Victory Patterns Trina dress

Fabric: 4.5m silky viscose from Walthamstow market (if I'd shortened the pattern rather than the garment I would have needed a fair bit less)
Cost: I paid £15 for 5 metres, but it would normally cost £25
Pattern details: Wrap dress with kimono-style construction; front bodice overlaps the back to leave a space under the sleeves for the ties to pass through.
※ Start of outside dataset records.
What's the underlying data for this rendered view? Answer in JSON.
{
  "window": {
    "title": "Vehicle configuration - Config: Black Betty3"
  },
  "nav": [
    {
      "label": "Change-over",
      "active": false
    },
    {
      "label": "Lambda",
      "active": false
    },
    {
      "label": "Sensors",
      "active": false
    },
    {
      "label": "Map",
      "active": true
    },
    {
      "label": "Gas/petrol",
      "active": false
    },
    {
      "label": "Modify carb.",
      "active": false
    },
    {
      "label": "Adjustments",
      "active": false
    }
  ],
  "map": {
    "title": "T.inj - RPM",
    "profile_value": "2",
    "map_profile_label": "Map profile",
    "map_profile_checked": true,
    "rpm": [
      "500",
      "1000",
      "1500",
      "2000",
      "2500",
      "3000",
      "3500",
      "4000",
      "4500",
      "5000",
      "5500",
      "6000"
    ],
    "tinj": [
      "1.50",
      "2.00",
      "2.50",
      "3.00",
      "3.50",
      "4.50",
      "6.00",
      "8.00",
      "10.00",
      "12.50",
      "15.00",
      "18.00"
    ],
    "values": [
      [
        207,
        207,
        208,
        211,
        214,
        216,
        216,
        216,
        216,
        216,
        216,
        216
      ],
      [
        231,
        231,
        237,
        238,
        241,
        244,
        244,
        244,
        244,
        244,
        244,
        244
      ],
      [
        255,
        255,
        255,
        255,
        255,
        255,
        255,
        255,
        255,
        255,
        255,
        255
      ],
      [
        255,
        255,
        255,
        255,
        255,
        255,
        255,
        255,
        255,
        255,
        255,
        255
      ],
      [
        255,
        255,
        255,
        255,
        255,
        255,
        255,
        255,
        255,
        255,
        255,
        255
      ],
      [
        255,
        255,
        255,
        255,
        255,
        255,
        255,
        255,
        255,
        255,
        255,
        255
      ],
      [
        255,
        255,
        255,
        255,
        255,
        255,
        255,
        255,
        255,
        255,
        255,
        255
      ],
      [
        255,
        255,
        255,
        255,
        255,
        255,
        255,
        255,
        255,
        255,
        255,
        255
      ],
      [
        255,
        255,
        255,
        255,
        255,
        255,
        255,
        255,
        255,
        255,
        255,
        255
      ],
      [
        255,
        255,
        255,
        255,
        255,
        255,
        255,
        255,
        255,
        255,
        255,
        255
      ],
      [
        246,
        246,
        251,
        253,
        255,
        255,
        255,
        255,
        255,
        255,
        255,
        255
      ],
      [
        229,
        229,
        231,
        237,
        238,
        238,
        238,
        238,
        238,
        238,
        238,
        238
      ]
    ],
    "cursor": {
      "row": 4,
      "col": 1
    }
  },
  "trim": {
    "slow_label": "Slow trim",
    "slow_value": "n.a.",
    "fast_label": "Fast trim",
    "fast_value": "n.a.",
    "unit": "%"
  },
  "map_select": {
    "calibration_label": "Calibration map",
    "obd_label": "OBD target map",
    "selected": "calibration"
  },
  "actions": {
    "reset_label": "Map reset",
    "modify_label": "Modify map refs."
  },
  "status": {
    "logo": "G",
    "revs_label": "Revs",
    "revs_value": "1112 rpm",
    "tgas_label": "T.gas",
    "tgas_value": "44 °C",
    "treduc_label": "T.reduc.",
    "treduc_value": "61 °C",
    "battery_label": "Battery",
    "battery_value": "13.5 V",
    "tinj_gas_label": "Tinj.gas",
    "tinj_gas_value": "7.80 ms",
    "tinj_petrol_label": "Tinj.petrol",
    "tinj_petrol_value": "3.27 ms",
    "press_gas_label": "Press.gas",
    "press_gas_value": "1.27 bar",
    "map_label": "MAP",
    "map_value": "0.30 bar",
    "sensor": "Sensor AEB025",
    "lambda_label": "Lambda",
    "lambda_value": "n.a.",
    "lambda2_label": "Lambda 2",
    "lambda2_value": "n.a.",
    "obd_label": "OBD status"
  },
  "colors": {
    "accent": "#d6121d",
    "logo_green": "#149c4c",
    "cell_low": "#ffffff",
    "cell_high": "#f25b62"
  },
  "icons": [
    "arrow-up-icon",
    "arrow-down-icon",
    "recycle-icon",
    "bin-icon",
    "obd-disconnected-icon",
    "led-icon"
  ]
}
Bust gathers at the bodice, below-the-knee flared skirt
Size: 14 at the shoulders and waist, 16 at the bust and hips
Alterations: Skirt shortened by about five inches, French seams used throughout
Would make again/would recommend: Possibly/Yes

Up next: my first (and second, and third) experiment with Named's new book Breaking the Pattern, the Ruska knot dress.


  1. very glamorous, looks pretty on you and a nice fit.

  2. 1. Happy Birthday!
    2. Where do I get one of those "Press for Champagne" buttons??
    3. Since you asked ... Edgestitching - yes, it's necessary and it adds a proper finish. It holds seams allowances in place, helps you turn out and press facings nicer/easier, and prevents facings from rolling outward. Topstitching, won't give you quite the same results since with edgestitching, you're stitching very close to the seamline, which will be more accurate and more "persuasive" (don't know how to describe this) in making the seam allowances stay in place and to the inside. Edgestitching facings is just one of those things you Must Do for best results. :-)

  3. And, geez ...
    4. The dress is wonderful! You look amazing!